I was devastated. I’m not fooling myself. I know that day will come, but I didn’t expect it right after I was told he was just fine.
I inquired again. “Are you sure the doctor wasn’t just talking about a couple of weeks of rehab in a nursing home?” The nurse said no. It would be permanent.
My head was swimming. I contacted the agency on aging where my brother lives. They confirmed my worst fears about what lay ahead, but at least they offered to be helpful or as helpful as they could. None of the options were good, however.
Then I contacted the social worker or, perhaps they are called case managers now, at the hospital. I explained the situation. And thus began a systematic process of putting everything on hold until my brother’s situation could be re-evaluated.
And what do you know? Suddenly he was fine again and he would be going directly back to his group home and the regular assistance of Home Health.

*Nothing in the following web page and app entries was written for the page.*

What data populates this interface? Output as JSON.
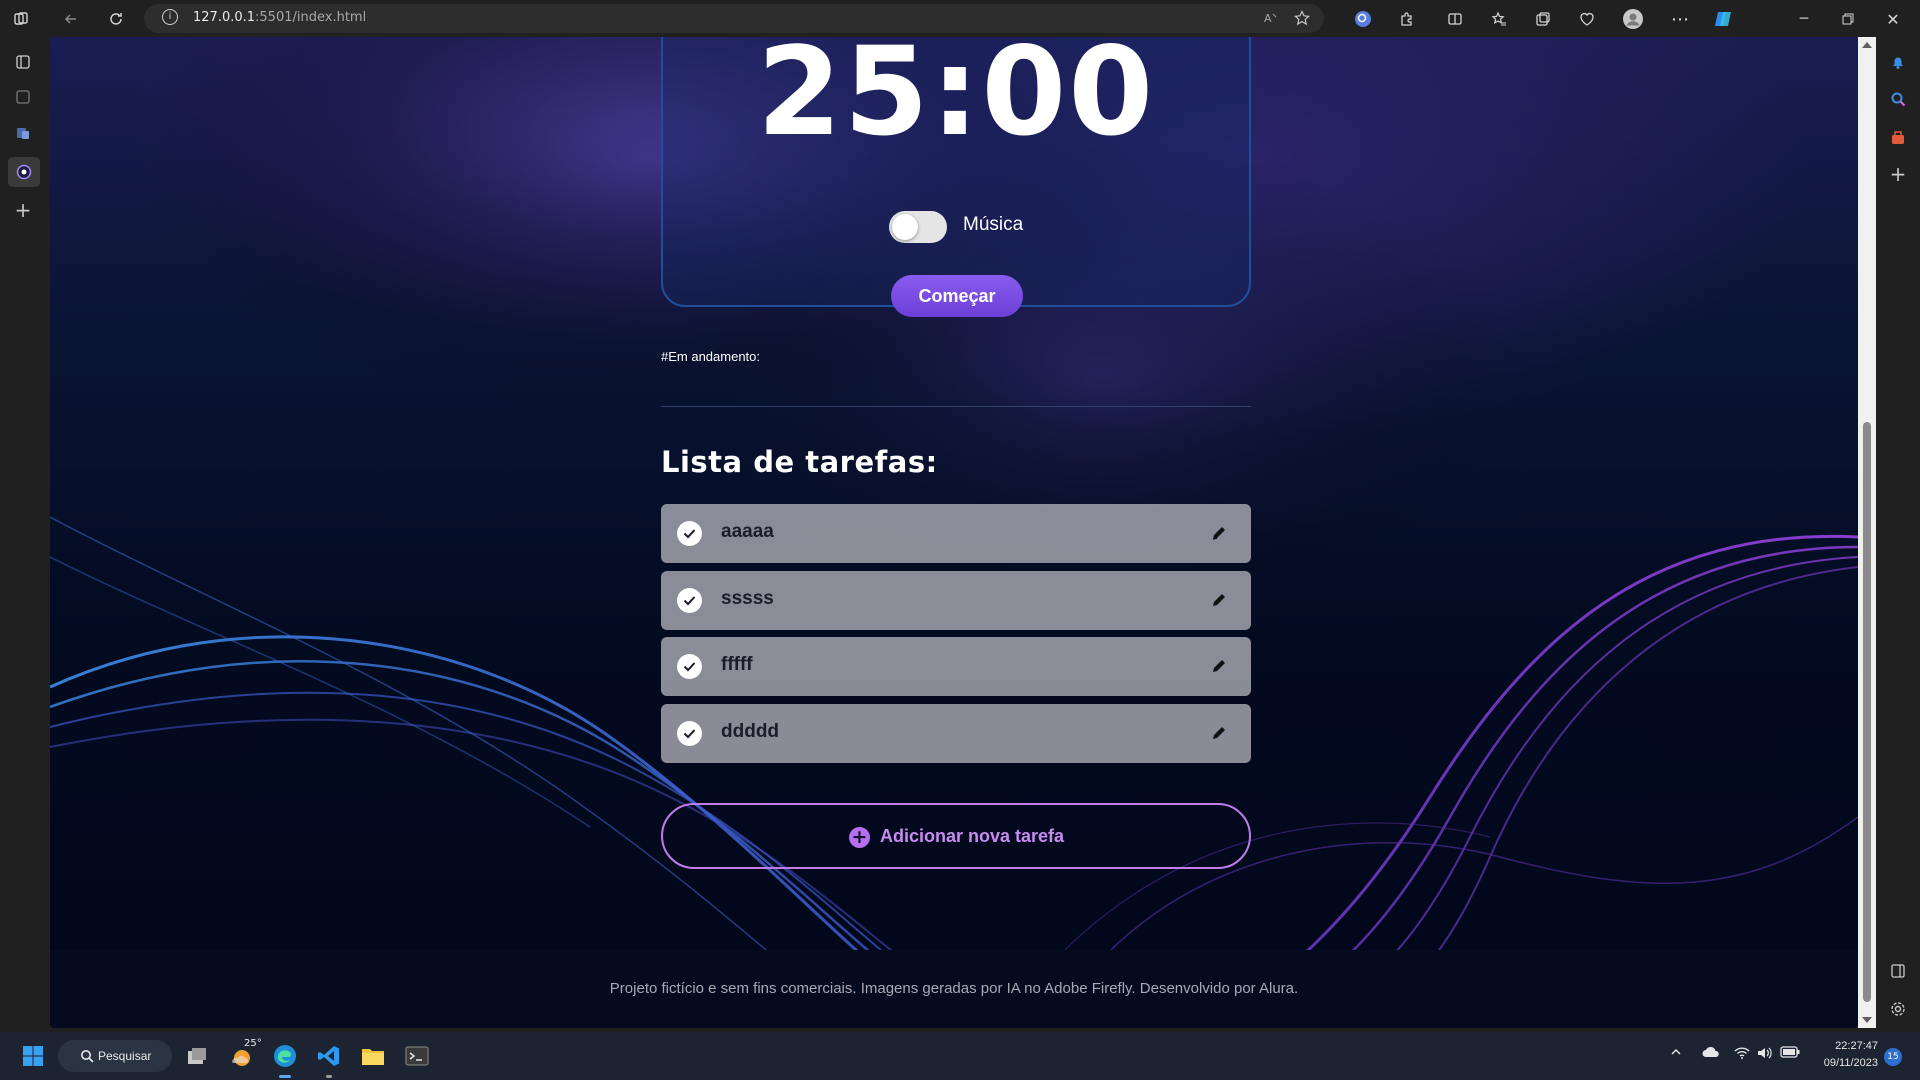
{
  "browser": {
    "url_host": "127.0.0.1",
    "url_rest": ":5501/index.html"
  },
  "timer": {
    "value": "25:00",
    "music_label": "Música",
    "music_enabled": false,
    "start_label": "Começar"
  },
  "in_progress_label": "#Em andamento:",
  "task_list": {
    "title": "Lista de tarefas:",
    "items": [
      {
        "text": "aaaaa"
      },
      {
        "text": "sssss"
      },
      {
        "text": "fffff"
      },
      {
        "text": "ddddd"
      }
    ],
    "add_label": "Adicionar nova tarefa"
  },
  "footer": {
    "text": "Projeto fictício e sem fins comerciais. Imagens geradas por IA no Adobe Firefly. Desenvolvido por Alura."
  },
  "taskbar": {
    "search_label": "Pesquisar",
    "weather_temp": "25°",
    "time": "22:27:47",
    "date": "09/11/2023",
    "notification_count": "15"
  },
  "colors": {
    "accent_purple": "#8a5cf0",
    "add_border": "#c07ce8",
    "task_bg": "#a8a8b2"
  }
}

The next time I called the hospital, he had been released.
In 36 hours, I went from fearing for my brother’s life, to thanking God for a miracle cure, to hitting rock bottom in fear and calling on the Lord for help, to praising God for rational and educated decisions by a case manager who knew her stuff and knew how to address a situation with a mentally ill man.
I was exhausted. My brother is none the wiser. He’s just glad to be back in his own bed. He’s tired. He has a lot of resting ahead of him along with a lot of physical therapy. But his near future is a whole lot brighter than it was even a week ago when he took that ride in the ambulance for a combination of emergency issues. I will be with him soon for a good visit and to tie up loose ends as I investigate additional options for his future (and without worrying him in the process).
I know from way too much experience that those of us who find ourselves in and out of orthopedic and cardiology clinics have a lot on our minds. We may be in a lot of pain. We may be scared. We may be actually celebrating our healing (that’s where I am right now). But good or bad, those trips to see health professionals are mixed in with whatever else, whatever other challenges there are in our lives. As much as any of us want to be healthy, there are times and people whose demands on our time seem like they should take precedence over our own healing.
And then I have to remember that getting myself well puts me in a position to help all the others in my life who cry out for my help or the help of anyone for that matter.
I wonder about that couple swearing at one another at the entrance of the clinic this afternoon. Yes. And then there’s that. My heart goes out to them. And to all whose futures seems frustratingly uncertain.
1 Out of the depths I cry to you, O Lord.
2 Lord, hear my voice!
Let your ears be attentive
to the voice of my supplications!
5 I wait for the Lord, my soul waits,
and in his word I hope;
6 my soul waits for the Lord
more than those who watch for the morning,
more than those who watch for the morning. – Psalm 130:1-2, 5-6